We all know first impressions are made quickly; get them wrong and the door may close on what could have been a great, mutually beneficial relationship. Therefore the first handshake, that initial small talk or the first time you make eye contact could be more important than you’ve previously acknowledged.
We often look back at our own meetings and analyse what went well, what didn’t, and why. Is there a common recipe for success?
A business meeting is like a game of chess, but your competition is not the person or people you’re meeting. Your competition is the problem they are facing. The challenge is they might not know what their problem is and they might not be able to articulate it. Your job is to find a way to help them do this.
First off, you have to get the person to let their guard down. For you, the meeting is an opportunity to discover as much as you can about them or their business, and the challenges they are facing.
In order for this to happen, they have to feel comfortable, relaxed and open. They need to trust you and feel that they want to share more. Remember, it’s often really sensitive stuff they’re divulging and they won’t do this if they don’t feel good about you, or if they get the impression you’re only there to make money off them.
The key is what we call ‘vulnerable intimacy’: I will make myself vulnerable so that we can build intimacy. There is tremendous power in this. It can help if you remove the protection of the table and sit slightly away from it. Open body language is crucial. Face them directly ‘heart-to-heart’ – this says I’ve nothing to hide and that I’m here to help.

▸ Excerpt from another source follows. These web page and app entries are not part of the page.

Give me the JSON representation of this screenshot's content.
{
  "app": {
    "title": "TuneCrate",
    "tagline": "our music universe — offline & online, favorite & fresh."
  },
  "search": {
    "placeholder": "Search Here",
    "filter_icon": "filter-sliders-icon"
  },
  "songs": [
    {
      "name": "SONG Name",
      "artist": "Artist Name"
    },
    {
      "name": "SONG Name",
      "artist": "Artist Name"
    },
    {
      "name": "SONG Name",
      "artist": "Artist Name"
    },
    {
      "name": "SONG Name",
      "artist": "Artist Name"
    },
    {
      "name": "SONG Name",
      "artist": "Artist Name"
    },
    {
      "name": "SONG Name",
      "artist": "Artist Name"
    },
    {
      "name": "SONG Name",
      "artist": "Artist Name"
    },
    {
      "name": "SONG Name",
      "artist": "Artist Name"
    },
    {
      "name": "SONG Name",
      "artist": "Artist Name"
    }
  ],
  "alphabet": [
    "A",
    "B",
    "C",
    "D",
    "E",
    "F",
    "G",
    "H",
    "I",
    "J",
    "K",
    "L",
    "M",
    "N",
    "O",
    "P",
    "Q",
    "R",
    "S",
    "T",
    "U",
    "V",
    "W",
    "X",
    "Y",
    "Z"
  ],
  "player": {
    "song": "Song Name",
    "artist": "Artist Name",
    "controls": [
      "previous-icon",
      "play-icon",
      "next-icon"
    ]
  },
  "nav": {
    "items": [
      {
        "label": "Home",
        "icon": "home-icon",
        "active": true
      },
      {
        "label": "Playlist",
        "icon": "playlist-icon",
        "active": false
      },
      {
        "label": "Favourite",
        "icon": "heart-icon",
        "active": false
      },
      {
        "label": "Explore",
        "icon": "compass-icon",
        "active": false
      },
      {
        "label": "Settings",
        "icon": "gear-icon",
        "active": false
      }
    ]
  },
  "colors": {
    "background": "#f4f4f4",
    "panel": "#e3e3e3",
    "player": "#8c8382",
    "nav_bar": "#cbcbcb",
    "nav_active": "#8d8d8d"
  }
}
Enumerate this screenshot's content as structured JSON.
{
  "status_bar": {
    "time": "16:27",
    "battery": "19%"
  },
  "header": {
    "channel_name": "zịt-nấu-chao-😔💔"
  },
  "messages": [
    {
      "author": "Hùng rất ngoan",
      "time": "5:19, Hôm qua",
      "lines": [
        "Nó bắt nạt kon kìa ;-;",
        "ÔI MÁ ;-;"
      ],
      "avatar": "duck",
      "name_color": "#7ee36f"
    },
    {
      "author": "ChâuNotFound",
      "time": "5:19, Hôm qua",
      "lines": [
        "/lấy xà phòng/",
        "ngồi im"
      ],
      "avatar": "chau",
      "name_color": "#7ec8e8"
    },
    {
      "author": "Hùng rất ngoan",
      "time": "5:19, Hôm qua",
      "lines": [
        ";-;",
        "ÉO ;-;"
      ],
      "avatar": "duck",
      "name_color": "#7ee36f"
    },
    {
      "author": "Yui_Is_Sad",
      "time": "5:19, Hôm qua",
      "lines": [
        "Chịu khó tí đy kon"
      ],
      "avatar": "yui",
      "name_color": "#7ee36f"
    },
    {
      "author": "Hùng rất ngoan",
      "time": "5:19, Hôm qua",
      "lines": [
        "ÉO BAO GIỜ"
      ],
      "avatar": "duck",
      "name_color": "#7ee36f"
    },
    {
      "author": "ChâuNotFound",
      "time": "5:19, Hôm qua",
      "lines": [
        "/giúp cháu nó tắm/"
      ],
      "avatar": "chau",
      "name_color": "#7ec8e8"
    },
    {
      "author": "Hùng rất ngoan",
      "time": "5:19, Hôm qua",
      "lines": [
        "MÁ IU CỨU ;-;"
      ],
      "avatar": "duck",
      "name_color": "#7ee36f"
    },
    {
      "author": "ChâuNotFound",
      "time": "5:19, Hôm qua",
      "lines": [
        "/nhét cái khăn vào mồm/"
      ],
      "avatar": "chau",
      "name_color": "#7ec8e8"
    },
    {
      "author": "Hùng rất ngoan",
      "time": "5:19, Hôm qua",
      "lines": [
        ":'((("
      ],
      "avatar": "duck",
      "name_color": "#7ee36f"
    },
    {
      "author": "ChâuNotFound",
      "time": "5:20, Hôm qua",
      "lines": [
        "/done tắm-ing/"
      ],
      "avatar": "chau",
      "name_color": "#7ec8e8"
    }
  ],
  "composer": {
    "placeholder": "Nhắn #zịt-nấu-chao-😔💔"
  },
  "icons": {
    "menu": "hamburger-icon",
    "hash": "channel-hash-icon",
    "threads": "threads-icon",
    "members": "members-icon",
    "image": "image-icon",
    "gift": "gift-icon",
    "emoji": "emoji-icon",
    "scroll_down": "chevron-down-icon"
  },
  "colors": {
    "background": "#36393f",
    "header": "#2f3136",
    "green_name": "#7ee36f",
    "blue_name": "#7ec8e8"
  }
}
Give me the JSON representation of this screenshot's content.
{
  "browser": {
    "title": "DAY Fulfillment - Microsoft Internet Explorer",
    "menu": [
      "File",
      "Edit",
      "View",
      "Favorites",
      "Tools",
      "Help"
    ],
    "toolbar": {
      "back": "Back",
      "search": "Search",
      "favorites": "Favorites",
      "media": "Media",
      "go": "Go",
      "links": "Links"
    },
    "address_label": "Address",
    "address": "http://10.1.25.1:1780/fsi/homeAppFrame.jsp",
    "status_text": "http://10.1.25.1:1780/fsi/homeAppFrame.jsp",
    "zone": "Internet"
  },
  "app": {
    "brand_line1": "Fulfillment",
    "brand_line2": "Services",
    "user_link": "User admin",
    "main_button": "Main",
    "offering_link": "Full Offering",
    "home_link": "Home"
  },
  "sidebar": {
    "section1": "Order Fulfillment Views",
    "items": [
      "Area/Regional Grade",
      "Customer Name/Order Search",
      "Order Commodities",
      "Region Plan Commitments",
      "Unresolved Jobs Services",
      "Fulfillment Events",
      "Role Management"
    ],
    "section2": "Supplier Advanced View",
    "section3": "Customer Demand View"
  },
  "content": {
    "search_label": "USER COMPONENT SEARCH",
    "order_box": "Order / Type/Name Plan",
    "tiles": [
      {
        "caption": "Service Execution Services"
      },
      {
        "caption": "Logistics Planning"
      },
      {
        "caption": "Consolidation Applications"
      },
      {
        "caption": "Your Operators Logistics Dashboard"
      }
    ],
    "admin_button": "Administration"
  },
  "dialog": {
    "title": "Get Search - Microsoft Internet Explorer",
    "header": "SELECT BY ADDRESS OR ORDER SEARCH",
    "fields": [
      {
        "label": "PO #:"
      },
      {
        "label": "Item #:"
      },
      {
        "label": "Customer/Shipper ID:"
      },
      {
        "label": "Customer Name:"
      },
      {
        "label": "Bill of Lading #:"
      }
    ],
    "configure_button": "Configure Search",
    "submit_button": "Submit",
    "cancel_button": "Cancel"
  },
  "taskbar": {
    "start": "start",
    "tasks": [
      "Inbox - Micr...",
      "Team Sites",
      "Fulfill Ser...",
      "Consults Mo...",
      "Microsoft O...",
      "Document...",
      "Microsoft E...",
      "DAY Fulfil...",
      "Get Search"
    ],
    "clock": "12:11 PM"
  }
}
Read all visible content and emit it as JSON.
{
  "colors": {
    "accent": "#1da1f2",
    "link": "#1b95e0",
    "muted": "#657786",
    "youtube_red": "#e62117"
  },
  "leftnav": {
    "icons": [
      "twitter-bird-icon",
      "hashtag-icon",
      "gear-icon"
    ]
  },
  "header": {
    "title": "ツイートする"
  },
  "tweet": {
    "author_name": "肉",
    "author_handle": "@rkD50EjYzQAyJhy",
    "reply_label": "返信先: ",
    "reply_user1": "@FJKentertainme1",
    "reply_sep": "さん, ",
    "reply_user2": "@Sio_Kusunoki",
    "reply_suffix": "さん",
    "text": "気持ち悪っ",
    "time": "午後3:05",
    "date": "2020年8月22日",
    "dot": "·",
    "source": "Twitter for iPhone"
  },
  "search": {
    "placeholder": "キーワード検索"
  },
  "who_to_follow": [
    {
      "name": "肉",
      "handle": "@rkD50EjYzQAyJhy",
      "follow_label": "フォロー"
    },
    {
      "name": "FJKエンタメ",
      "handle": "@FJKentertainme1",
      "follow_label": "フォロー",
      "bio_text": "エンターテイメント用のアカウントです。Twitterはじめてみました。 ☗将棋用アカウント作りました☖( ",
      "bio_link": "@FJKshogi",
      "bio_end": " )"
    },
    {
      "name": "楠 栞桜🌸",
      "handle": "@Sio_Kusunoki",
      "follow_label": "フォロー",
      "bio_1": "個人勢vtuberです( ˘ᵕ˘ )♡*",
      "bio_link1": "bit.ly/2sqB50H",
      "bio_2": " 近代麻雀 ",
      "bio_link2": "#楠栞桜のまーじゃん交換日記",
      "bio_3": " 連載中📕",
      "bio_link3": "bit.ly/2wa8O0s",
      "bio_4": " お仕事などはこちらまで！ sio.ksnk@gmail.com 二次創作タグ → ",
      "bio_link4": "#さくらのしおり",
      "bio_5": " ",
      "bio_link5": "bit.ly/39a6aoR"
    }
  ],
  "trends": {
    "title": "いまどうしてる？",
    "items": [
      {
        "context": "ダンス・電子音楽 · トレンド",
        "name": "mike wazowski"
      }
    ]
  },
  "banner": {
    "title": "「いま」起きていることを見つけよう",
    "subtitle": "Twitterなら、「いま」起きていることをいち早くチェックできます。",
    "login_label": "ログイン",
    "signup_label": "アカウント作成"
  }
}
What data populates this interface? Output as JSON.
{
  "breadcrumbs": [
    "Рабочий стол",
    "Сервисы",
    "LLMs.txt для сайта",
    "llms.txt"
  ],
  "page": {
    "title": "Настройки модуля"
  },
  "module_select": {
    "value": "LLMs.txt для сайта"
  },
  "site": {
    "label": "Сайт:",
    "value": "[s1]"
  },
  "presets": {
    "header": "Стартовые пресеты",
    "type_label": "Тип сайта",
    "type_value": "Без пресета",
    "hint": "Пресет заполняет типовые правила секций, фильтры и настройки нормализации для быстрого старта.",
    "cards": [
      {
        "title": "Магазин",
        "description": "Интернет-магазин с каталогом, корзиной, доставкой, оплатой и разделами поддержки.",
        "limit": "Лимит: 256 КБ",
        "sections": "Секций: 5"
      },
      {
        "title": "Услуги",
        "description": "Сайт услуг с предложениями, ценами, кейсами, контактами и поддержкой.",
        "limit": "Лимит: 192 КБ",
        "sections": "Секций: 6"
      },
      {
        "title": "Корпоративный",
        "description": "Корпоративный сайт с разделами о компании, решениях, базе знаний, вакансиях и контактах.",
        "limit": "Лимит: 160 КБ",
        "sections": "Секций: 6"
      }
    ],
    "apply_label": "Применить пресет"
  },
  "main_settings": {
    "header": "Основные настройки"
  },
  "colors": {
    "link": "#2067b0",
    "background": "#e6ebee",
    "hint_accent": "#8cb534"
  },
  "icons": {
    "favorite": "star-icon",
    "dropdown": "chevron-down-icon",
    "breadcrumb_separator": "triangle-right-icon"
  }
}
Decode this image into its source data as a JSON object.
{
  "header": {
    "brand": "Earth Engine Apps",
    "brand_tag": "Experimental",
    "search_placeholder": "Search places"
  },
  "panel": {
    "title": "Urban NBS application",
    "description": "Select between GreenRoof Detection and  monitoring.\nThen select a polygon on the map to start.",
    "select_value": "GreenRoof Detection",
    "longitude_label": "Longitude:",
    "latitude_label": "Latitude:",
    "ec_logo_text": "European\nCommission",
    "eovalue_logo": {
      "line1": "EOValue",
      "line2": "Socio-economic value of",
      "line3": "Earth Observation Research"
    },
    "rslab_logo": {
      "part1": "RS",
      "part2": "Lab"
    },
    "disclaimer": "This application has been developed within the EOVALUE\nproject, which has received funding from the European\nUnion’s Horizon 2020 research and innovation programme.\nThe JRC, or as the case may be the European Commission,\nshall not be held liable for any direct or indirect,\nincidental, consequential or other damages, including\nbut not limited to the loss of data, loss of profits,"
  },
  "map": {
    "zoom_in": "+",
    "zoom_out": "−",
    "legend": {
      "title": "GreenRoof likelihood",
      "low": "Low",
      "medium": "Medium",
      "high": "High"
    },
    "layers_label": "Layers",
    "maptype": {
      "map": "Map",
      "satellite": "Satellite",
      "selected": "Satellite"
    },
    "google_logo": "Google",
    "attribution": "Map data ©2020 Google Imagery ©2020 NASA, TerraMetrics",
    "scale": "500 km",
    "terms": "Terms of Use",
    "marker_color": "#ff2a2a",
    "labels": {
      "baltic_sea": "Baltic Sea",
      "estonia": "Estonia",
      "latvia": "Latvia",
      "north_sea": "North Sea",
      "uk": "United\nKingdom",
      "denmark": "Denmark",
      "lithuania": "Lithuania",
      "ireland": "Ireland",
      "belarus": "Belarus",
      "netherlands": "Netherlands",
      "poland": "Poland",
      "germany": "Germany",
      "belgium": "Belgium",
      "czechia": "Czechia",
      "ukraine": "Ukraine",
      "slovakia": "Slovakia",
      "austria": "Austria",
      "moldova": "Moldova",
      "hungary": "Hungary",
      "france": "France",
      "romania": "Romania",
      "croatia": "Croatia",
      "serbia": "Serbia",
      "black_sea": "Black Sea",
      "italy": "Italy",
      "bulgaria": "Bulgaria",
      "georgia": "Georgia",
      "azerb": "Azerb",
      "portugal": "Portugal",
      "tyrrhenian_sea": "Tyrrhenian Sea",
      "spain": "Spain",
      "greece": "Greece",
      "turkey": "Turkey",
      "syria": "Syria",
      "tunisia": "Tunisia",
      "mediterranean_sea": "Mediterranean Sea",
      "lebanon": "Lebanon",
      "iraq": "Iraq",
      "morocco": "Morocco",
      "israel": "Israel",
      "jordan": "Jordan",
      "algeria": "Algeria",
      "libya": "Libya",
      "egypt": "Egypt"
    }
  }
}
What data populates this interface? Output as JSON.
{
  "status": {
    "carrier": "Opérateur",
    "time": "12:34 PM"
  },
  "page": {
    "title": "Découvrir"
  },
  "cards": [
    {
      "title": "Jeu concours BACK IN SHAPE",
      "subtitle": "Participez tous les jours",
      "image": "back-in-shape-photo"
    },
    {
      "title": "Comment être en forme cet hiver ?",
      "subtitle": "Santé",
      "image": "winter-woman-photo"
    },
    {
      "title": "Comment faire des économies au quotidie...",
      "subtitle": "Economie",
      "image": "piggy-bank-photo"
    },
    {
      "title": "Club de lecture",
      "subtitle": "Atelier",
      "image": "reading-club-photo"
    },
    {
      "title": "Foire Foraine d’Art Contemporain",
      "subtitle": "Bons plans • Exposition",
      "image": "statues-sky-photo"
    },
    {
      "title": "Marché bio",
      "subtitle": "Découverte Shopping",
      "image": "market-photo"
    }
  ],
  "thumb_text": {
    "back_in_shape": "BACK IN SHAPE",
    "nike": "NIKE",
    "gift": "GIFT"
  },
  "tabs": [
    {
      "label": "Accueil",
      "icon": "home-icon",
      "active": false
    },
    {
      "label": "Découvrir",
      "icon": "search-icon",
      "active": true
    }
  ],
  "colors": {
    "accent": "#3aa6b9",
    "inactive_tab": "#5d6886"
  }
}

The so-called small talk at the outset of any meeting is much more than just that, especially if it’s the first time that you’ve met. It’s an opportunity to connect as human beings.
You’re entering into a relationship, not a transaction. Perhaps you’ll discover common personal ground. It’s not about tricking them or finding artificial shared interests: it’s about being interested in that person as a human being. If you’re genuinely interested and responsive to their needs, you can begin to build trust and speak in a language that you both understand.
That doesn’t mean that every meeting will start with a friendly chat about the weekend, their children, hobbies and what they’re up to that evening. Some very well might, but other meetings may be far more direct. It all depends on the needs of the other person and what they are comfortable to share at that stage. You need to have the emotional intelligence to read, understand and respect that.
To be clear, vulnerable intimacy is not something you do to make them feel comfortable, a box to tick before getting down to business. You must embody this state throughout. By taking the lead in being open and vulnerable, you help remove the barriers that people often put up and the roles that they play.
When you break through, the conversation becomes fully transparent. This will allow you to connect with the other person and encourage them to share more. When they’re sharing, it’s your duty to listen – really listen – and understand. After all, you’re both there to discover if the relationship has legs. If they trust you and you can help solve their problems, then the business will take care of itself.
Some top tips to bear in mind before your next meeting:
- Prepare. If you work off a script or even a loose template, know this so deeply that you inhabit it. This will give you the freedom to forget it, and be fully present during the meeting.
- Have a deep trust in yourself, your credibility and what you have to offer.
- Listen, understand and respond: When you’re in the meeting, you’re there for them. Trust yourself and focus all your attention on the conversation in the room.
First impressions are important, but it’s no use being wrapped up in yourself and how you come across. You can’t be. It will destroy your chances of building trust, and discovering more about your client – the very reason for the meeting.
To follow the tips above prepare properly, trust yourself and be completely present. This vulnerable intimacy will create the right first impression with your client and help them to let their guard down.
By Jonny de Mallet Morgan, 11th October 2018